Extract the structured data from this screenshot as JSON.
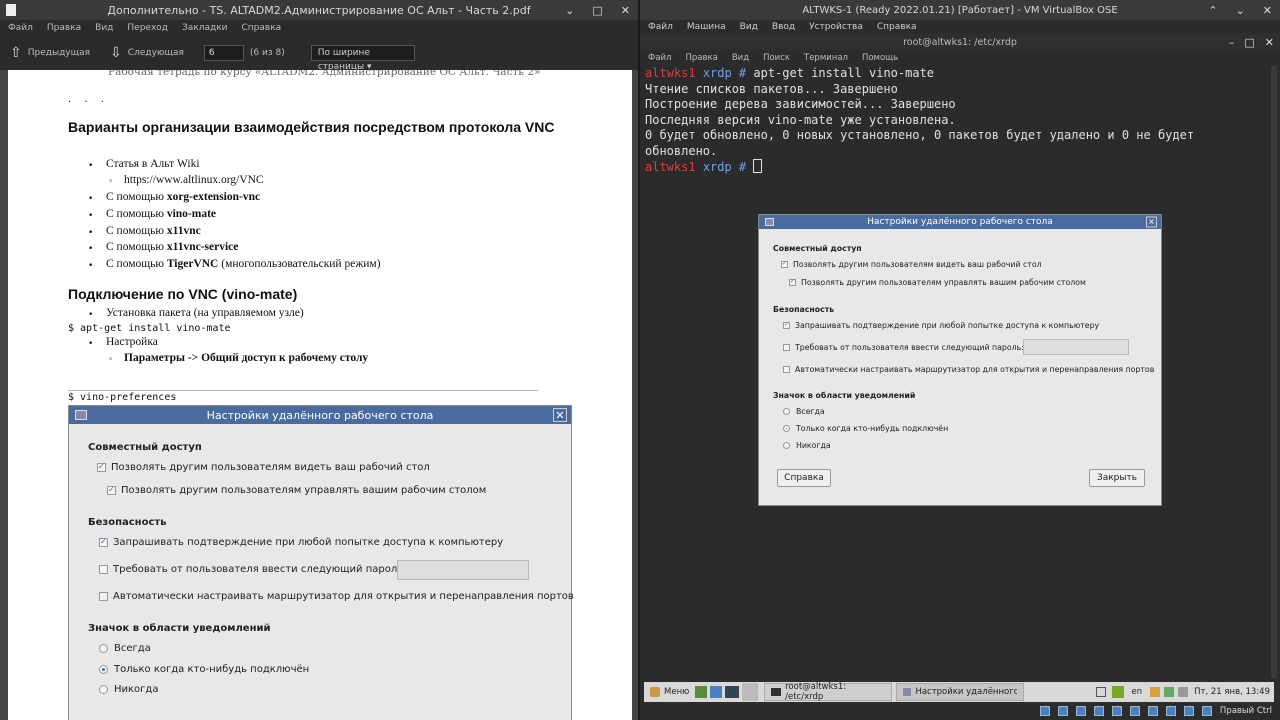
{
  "left_window": {
    "title": "Дополнительно - TS. ALTADM2.Администрирование ОС Альт - Часть 2.pdf",
    "menu": [
      "Файл",
      "Правка",
      "Вид",
      "Переход",
      "Закладки",
      "Справка"
    ],
    "toolbar": {
      "prev_label": "Предыдущая",
      "next_label": "Следующая",
      "page_value": "6",
      "page_of": "(6 из 8)",
      "zoom_value": "По ширине страницы"
    },
    "doc": {
      "header": "Рабочая тетрадь по курсу «ALTADM2. Администрирование ОС Альт. Часть 2»",
      "dots": ". . .",
      "h1": "Варианты организации взаимодействия посредством протокола VNC",
      "items": {
        "wiki": "Статья в Альт Wiki",
        "wiki_url": "https://www.altlinux.org/VNC",
        "opt1_prefix": "С помощью ",
        "opt1_name": "xorg-extension-vnc",
        "opt2_prefix": "С помощью ",
        "opt2_name": "vino-mate",
        "opt3_prefix": "С помощью ",
        "opt3_name": "x11vnc",
        "opt4_prefix": "С помощью ",
        "opt4_name": "x11vnc-service",
        "opt5_prefix": "С помощью ",
        "opt5_name": "TigerVNC",
        "opt5_suffix": " (многопользовательский режим)"
      },
      "h2": "Подключение по VNC (vino-mate)",
      "install_step": "Установка пакета (на управляемом узле)",
      "install_cmd": "$ apt-get install vino-mate",
      "config_step": "Настройка",
      "config_path": "Параметры -> Общий доступ к рабочему столу",
      "prefs_cmd": "$ vino-preferences"
    }
  },
  "dialog": {
    "title": "Настройки удалённого рабочего стола",
    "sharing_header": "Совместный доступ",
    "allow_view": "Позволять другим пользователям видеть ваш рабочий стол",
    "allow_control": "Позволять другим пользователям управлять вашим рабочим столом",
    "security_header": "Безопасность",
    "ask_confirm": "Запрашивать подтверждение при любой попытке доступа к компьютеру",
    "require_pwd": "Требовать от пользователя ввести следующий пароль:",
    "auto_router": "Автоматически настраивать маршрутизатор для открытия и перенаправления портов",
    "notify_header": "Значок в области уведомлений",
    "always": "Всегда",
    "only_connected": "Только когда кто-нибудь подключён",
    "never": "Никогда",
    "help_btn": "Справка",
    "close_btn": "Закрыть"
  },
  "vm_window": {
    "title": "ALTWKS-1 (Ready 2022.01.21) [Работает] - VM VirtualBox OSE",
    "menu": [
      "Файл",
      "Машина",
      "Вид",
      "Ввод",
      "Устройства",
      "Справка"
    ]
  },
  "terminal": {
    "title": "root@altwks1: /etc/xrdp",
    "menu": [
      "Файл",
      "Правка",
      "Вид",
      "Поиск",
      "Терминал",
      "Помощь"
    ],
    "prompt_host": "altwks1",
    "prompt_dir": "xrdp #",
    "cmd": "apt-get install vino-mate",
    "line1": "Чтение списков пакетов... Завершено",
    "line2": "Построение дерева зависимостей... Завершено",
    "line3": "Последняя версия vino-mate уже установлена.",
    "line4": "0 будет обновлено, 0 новых установлено, 0 пакетов будет удалено и 0 не будет",
    "line5": "обновлено."
  },
  "taskbar": {
    "menu_label": "Меню",
    "task1": "root@altwks1: /etc/xrdp",
    "task2": "Настройки удалённого ра...",
    "lang": "en",
    "clock": "Пт, 21 янв, 13:49"
  },
  "status": {
    "host_key": "Правый Ctrl"
  }
}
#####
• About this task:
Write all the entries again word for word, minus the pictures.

• Response to this task:
Extract the structured data from this screenshot as JSON.
{
  "left_window": {
    "title": "Дополнительно - TS. ALTADM2.Администрирование ОС Альт - Часть 2.pdf",
    "menu": [
      "Файл",
      "Правка",
      "Вид",
      "Переход",
      "Закладки",
      "Справка"
    ],
    "toolbar": {
      "prev_label": "Предыдущая",
      "next_label": "Следующая",
      "page_value": "6",
      "page_of": "(6 из 8)",
      "zoom_value": "По ширине страницы"
    },
    "doc": {
      "header": "Рабочая тетрадь по курсу «ALTADM2. Администрирование ОС Альт. Часть 2»",
      "dots": ". . .",
      "h1": "Варианты организации взаимодействия посредством протокола VNC",
      "items": {
        "wiki": "Статья в Альт Wiki",
        "wiki_url": "https://www.altlinux.org/VNC",
        "opt1_prefix": "С помощью ",
        "opt1_name": "xorg-extension-vnc",
        "opt2_prefix": "С помощью ",
        "opt2_name": "vino-mate",
        "opt3_prefix": "С помощью ",
        "opt3_name": "x11vnc",
        "opt4_prefix": "С помощью ",
        "opt4_name": "x11vnc-service",
        "opt5_prefix": "С помощью ",
        "opt5_name": "TigerVNC",
        "opt5_suffix": " (многопользовательский режим)"
      },
      "h2": "Подключение по VNC (vino-mate)",
      "install_step": "Установка пакета (на управляемом узле)",
      "install_cmd": "$ apt-get install vino-mate",
      "config_step": "Настройка",
      "config_path": "Параметры -> Общий доступ к рабочему столу",
      "prefs_cmd": "$ vino-preferences"
    }
  },
  "dialog": {
    "title": "Настройки удалённого рабочего стола",
    "sharing_header": "Совместный доступ",
    "allow_view": "Позволять другим пользователям видеть ваш рабочий стол",
    "allow_control": "Позволять другим пользователям управлять вашим рабочим столом",
    "security_header": "Безопасность",
    "ask_confirm": "Запрашивать подтверждение при любой попытке доступа к компьютеру",
    "require_pwd": "Требовать от пользователя ввести следующий пароль:",
    "auto_router": "Автоматически настраивать маршрутизатор для открытия и перенаправления портов",
    "notify_header": "Значок в области уведомлений",
    "always": "Всегда",
    "only_connected": "Только когда кто-нибудь подключён",
    "never": "Никогда",
    "help_btn": "Справка",
    "close_btn": "Закрыть"
  },
  "vm_window": {
    "title": "ALTWKS-1 (Ready 2022.01.21) [Работает] - VM VirtualBox OSE",
    "menu": [
      "Файл",
      "Машина",
      "Вид",
      "Ввод",
      "Устройства",
      "Справка"
    ]
  },
  "terminal": {
    "title": "root@altwks1: /etc/xrdp",
    "menu": [
      "Файл",
      "Правка",
      "Вид",
      "Поиск",
      "Терминал",
      "Помощь"
    ],
    "prompt_host": "altwks1",
    "prompt_dir": "xrdp #",
    "cmd": "apt-get install vino-mate",
    "line1": "Чтение списков пакетов... Завершено",
    "line2": "Построение дерева зависимостей... Завершено",
    "line3": "Последняя версия vino-mate уже установлена.",
    "line4": "0 будет обновлено, 0 новых установлено, 0 пакетов будет удалено и 0 не будет",
    "line5": "обновлено."
  },
  "taskbar": {
    "menu_label": "Меню",
    "task1": "root@altwks1: /etc/xrdp",
    "task2": "Настройки удалённого ра...",
    "lang": "en",
    "clock": "Пт, 21 янв, 13:49"
  },
  "status": {
    "host_key": "Правый Ctrl"
  }
}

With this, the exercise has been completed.